=== Work required ===
Work through the data below and give the number of lines holding "curl", nothing more.

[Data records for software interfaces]
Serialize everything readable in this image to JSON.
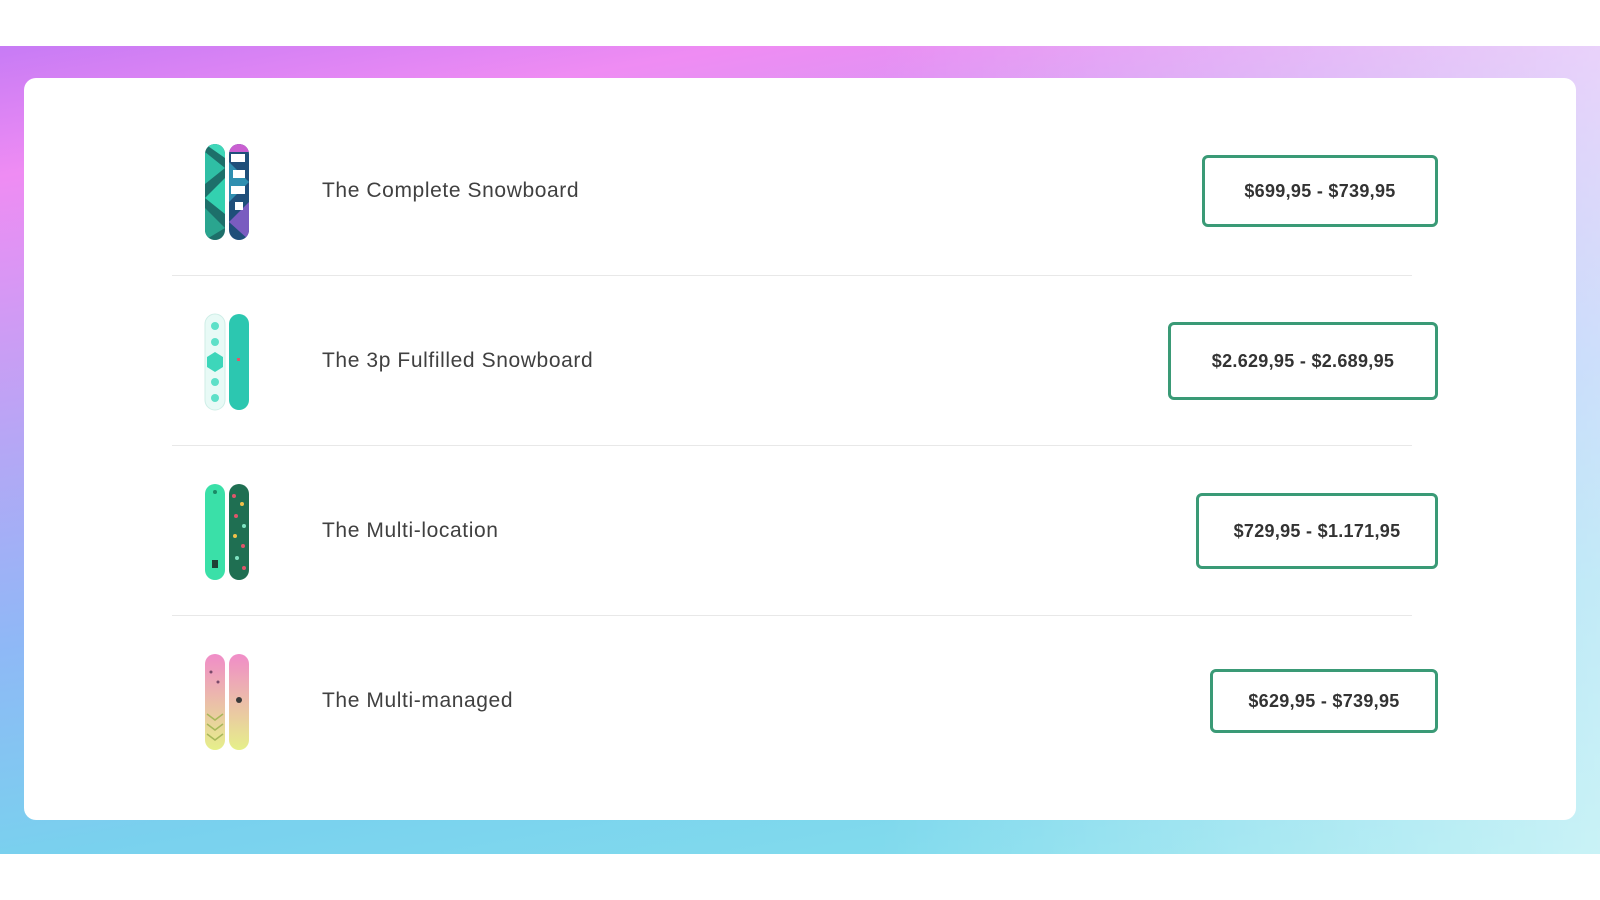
{
  "products": [
    {
      "name": "The Complete Snowboard",
      "price": "$699,95 - $739,95"
    },
    {
      "name": "The 3p Fulfilled Snowboard",
      "price": "$2.629,95 - $2.689,95"
    },
    {
      "name": "The Multi-location",
      "price": "$729,95 - $1.171,95"
    },
    {
      "name": "The Multi-managed",
      "price": "$629,95 - $739,95"
    }
  ],
  "colors": {
    "price_border": "#3a9a76",
    "divider": "#e8e8e8",
    "text": "#404040"
  }
}
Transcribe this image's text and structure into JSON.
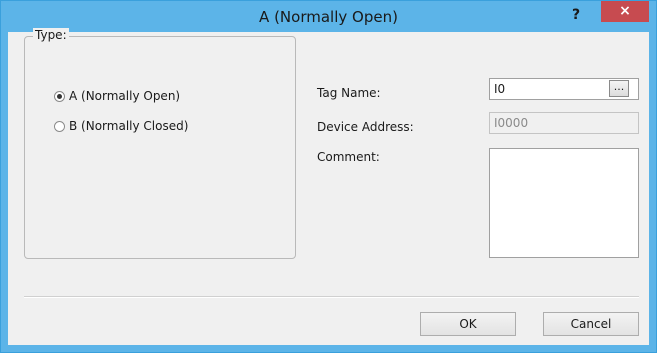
{
  "window": {
    "title": "A (Normally Open)",
    "help_label": "?",
    "close_label": "×"
  },
  "type_group": {
    "legend": "Type:",
    "options": [
      {
        "label": "A (Normally Open)",
        "checked": true
      },
      {
        "label": "B (Normally Closed)",
        "checked": false
      }
    ]
  },
  "fields": {
    "tag_name_label": "Tag Name:",
    "tag_name_value": "I0",
    "browse_label": "...",
    "device_address_label": "Device Address:",
    "device_address_value": "I0000",
    "comment_label": "Comment:",
    "comment_value": ""
  },
  "buttons": {
    "ok": "OK",
    "cancel": "Cancel"
  },
  "colors": {
    "titlebar": "#5cb4e8",
    "close_button": "#c74b50",
    "client_background": "#f0f0f0"
  }
}
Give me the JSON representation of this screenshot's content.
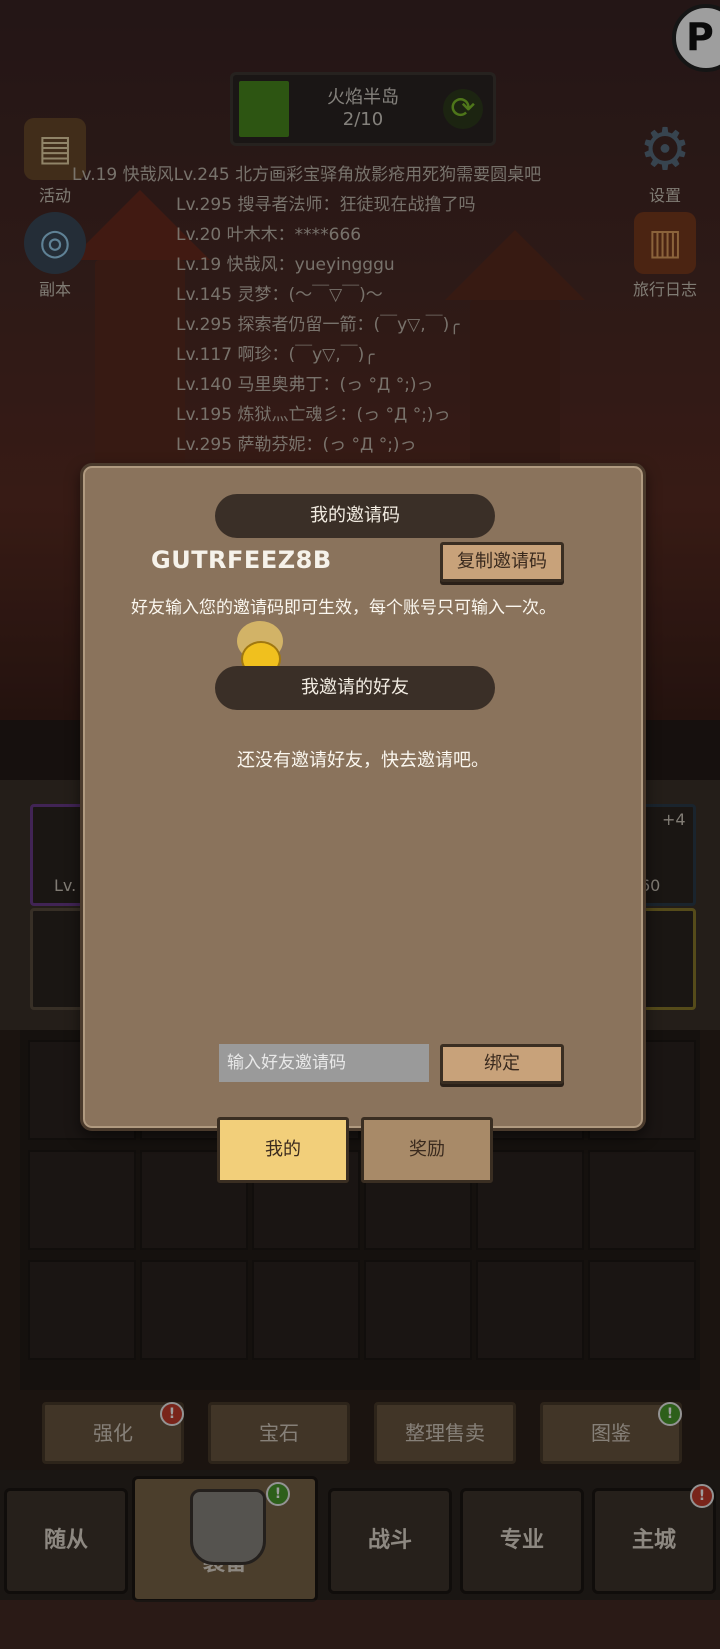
{
  "header": {
    "map_name": "火焰半岛",
    "map_progress": "2/10",
    "left_buttons": [
      "活动",
      "副本"
    ],
    "right_buttons": [
      "设置",
      "旅行日志"
    ]
  },
  "chat": [
    "Lv.19 快哉风Lv.245 北方画彩宝驿角放影疮用死狗需要圆桌吧",
    "Lv.295 搜寻者法师：狂徒现在战撸了吗",
    "Lv.20 叶木木：****666",
    "Lv.19 快哉风：yueyingggu",
    "Lv.145 灵梦：(～￣▽￣)～",
    "Lv.295 探索者仍留一箭：(￣y▽,￣)╭",
    "Lv.117 啊珍：(￣y▽,￣)╭",
    "Lv.140 马里奥弗丁：(っ °Д °;)っ",
    "Lv.195 炼狱灬亡魂彡：(っ °Д °;)っ",
    "Lv.295 萨勒芬妮：(っ °Д °;)っ"
  ],
  "equipment": {
    "slot_left_label": "Lv.",
    "slot_right_plus": "+4",
    "slot_right_value": "60"
  },
  "actions": [
    {
      "label": "强化",
      "badge": "!"
    },
    {
      "label": "宝石",
      "badge": ""
    },
    {
      "label": "整理售卖",
      "badge": ""
    },
    {
      "label": "图鉴",
      "badge": "!"
    }
  ],
  "nav": [
    "随从",
    "装备",
    "战斗",
    "专业",
    "主城"
  ],
  "modal": {
    "my_code_title": "我的邀请码",
    "invite_code": "GUTRFEEZ8B",
    "copy_button": "复制邀请码",
    "note": "好友输入您的邀请码即可生效，每个账号只可输入一次。",
    "friends_title": "我邀请的好友",
    "empty_text": "还没有邀请好友，快去邀请吧。",
    "input_placeholder": "输入好友邀请码",
    "bind_button": "绑定"
  },
  "tabs": {
    "mine": "我的",
    "reward": "奖励"
  },
  "colors": {
    "modal_bg": "#8a735c",
    "ribbon": "#3a2f27",
    "tab_active": "#f2cf7a",
    "badge_red": "#c43a2a",
    "badge_green": "#4a9a2a"
  }
}
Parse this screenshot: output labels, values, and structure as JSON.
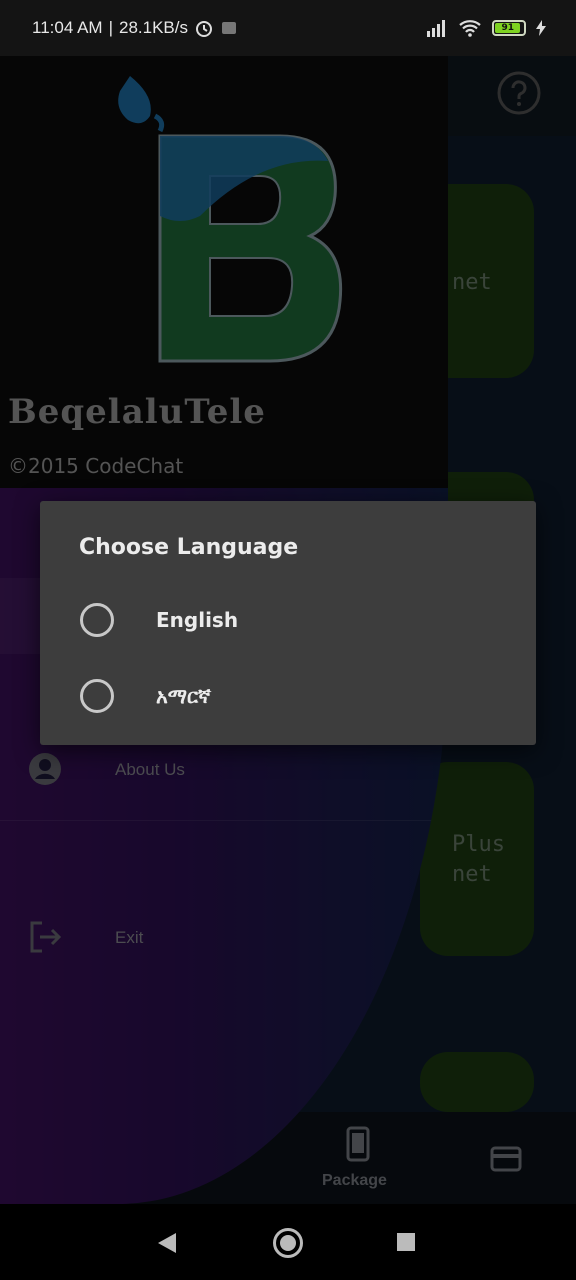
{
  "status_bar": {
    "time": "11:04 AM",
    "speed": "28.1KB/s",
    "battery": "91"
  },
  "background_app": {
    "card_texts": [
      "net",
      "Plus",
      "net"
    ],
    "bottom_nav": {
      "package_label": "Package"
    }
  },
  "drawer": {
    "app_name": "BeqelaluTele",
    "copyright": "©2015 CodeChat",
    "items": [
      {
        "label": "About Us",
        "icon": "account-circle-icon"
      },
      {
        "label": "Exit",
        "icon": "exit-icon"
      }
    ]
  },
  "dialog": {
    "title": "Choose Language",
    "options": [
      {
        "label": "English",
        "selected": false
      },
      {
        "label": "አማርኛ",
        "selected": false
      }
    ]
  },
  "colors": {
    "dialog_bg": "#3d3d3d",
    "drawer_gradient_start": "#3a0f58",
    "logo_green": "#1f6b3a",
    "logo_blue": "#1e6fa8"
  }
}
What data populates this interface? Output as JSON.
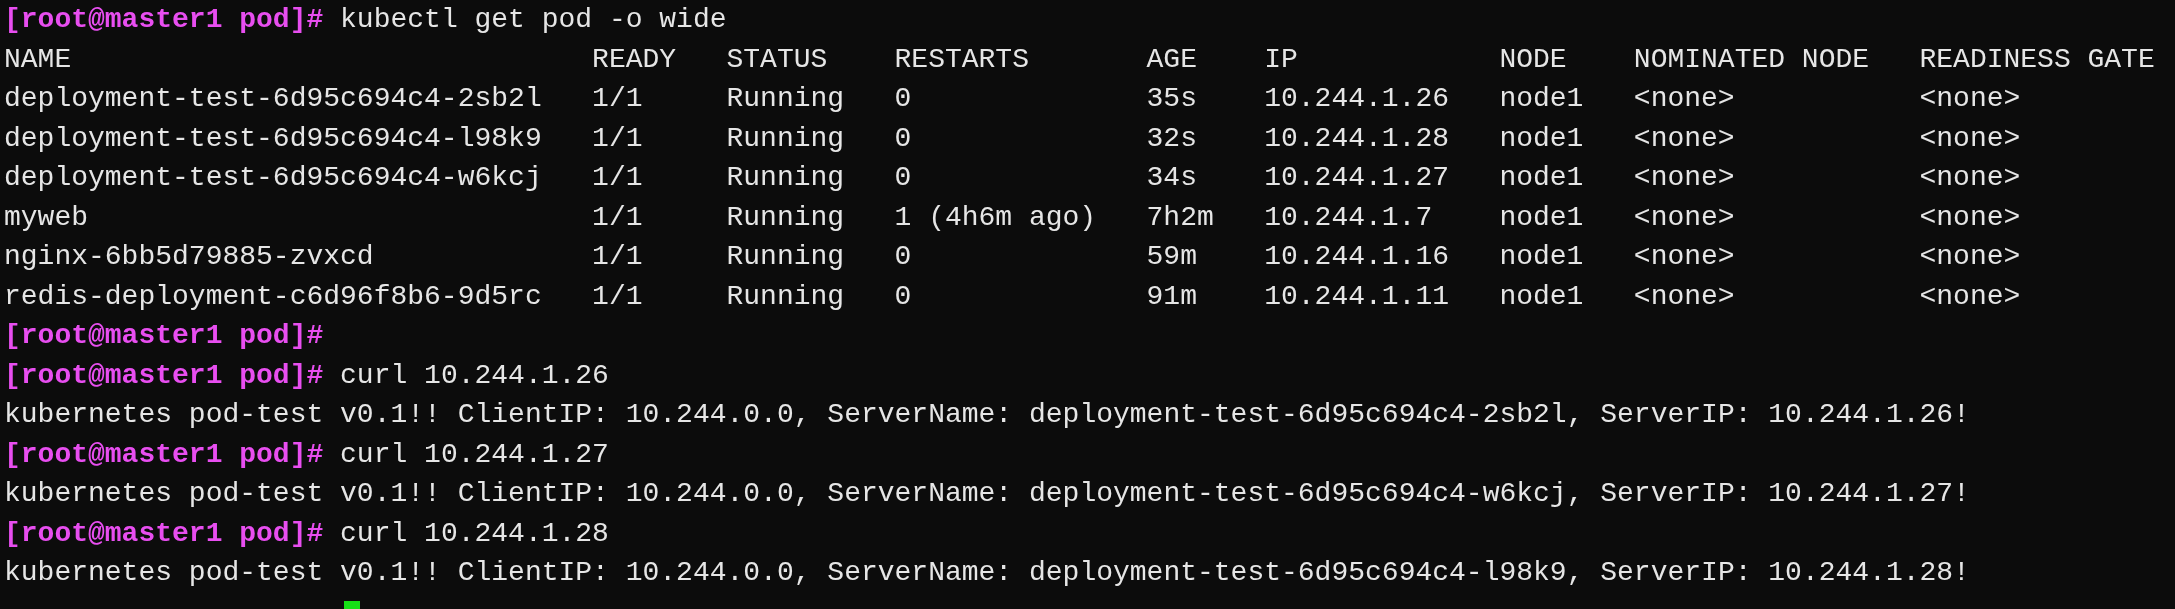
{
  "terminal": {
    "lines": [
      {
        "kind": "command",
        "prompt": "[root@master1 pod]#",
        "command": "kubectl get pod -o wide"
      },
      {
        "kind": "table",
        "columns": [
          "NAME",
          "READY",
          "STATUS",
          "RESTARTS",
          "AGE",
          "IP",
          "NODE",
          "NOMINATED NODE",
          "READINESS GATE"
        ],
        "rows": [
          [
            "deployment-test-6d95c694c4-2sb2l",
            "1/1",
            "Running",
            "0",
            "35s",
            "10.244.1.26",
            "node1",
            "<none>",
            "<none>"
          ],
          [
            "deployment-test-6d95c694c4-l98k9",
            "1/1",
            "Running",
            "0",
            "32s",
            "10.244.1.28",
            "node1",
            "<none>",
            "<none>"
          ],
          [
            "deployment-test-6d95c694c4-w6kcj",
            "1/1",
            "Running",
            "0",
            "34s",
            "10.244.1.27",
            "node1",
            "<none>",
            "<none>"
          ],
          [
            "myweb",
            "1/1",
            "Running",
            "1 (4h6m ago)",
            "7h2m",
            "10.244.1.7",
            "node1",
            "<none>",
            "<none>"
          ],
          [
            "nginx-6bb5d79885-zvxcd",
            "1/1",
            "Running",
            "0",
            "59m",
            "10.244.1.16",
            "node1",
            "<none>",
            "<none>"
          ],
          [
            "redis-deployment-c6d96f8b6-9d5rc",
            "1/1",
            "Running",
            "0",
            "91m",
            "10.244.1.11",
            "node1",
            "<none>",
            "<none>"
          ]
        ]
      },
      {
        "kind": "command",
        "prompt": "[root@master1 pod]#"
      },
      {
        "kind": "command",
        "prompt": "[root@master1 pod]#",
        "command": "curl 10.244.1.26"
      },
      {
        "kind": "output",
        "text": "kubernetes pod-test v0.1!! ClientIP: 10.244.0.0, ServerName: deployment-test-6d95c694c4-2sb2l, ServerIP: 10.244.1.26!"
      },
      {
        "kind": "command",
        "prompt": "[root@master1 pod]#",
        "command": "curl 10.244.1.27"
      },
      {
        "kind": "output",
        "text": "kubernetes pod-test v0.1!! ClientIP: 10.244.0.0, ServerName: deployment-test-6d95c694c4-w6kcj, ServerIP: 10.244.1.27!"
      },
      {
        "kind": "command",
        "prompt": "[root@master1 pod]#",
        "command": "curl 10.244.1.28"
      },
      {
        "kind": "output",
        "text": "kubernetes pod-test v0.1!! ClientIP: 10.244.0.0, ServerName: deployment-test-6d95c694c4-l98k9, ServerIP: 10.244.1.28!"
      },
      {
        "kind": "cursor"
      }
    ]
  }
}
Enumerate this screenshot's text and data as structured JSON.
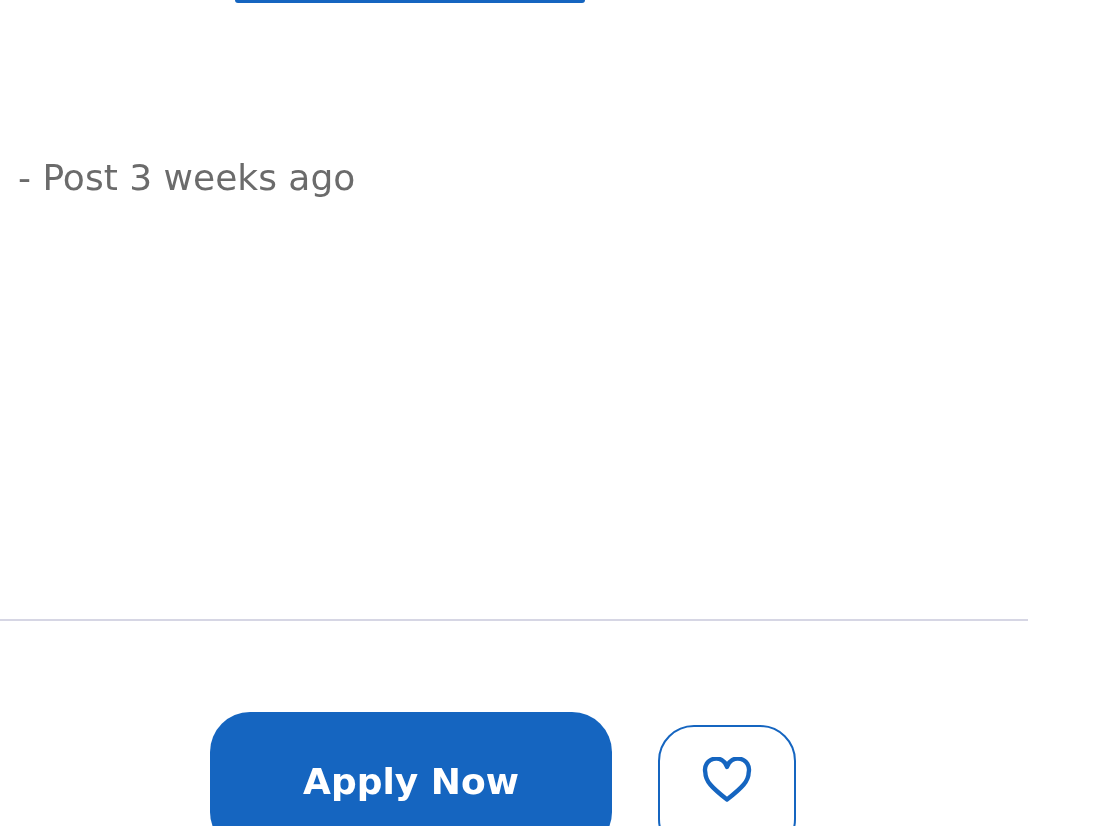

=== Task result ===
3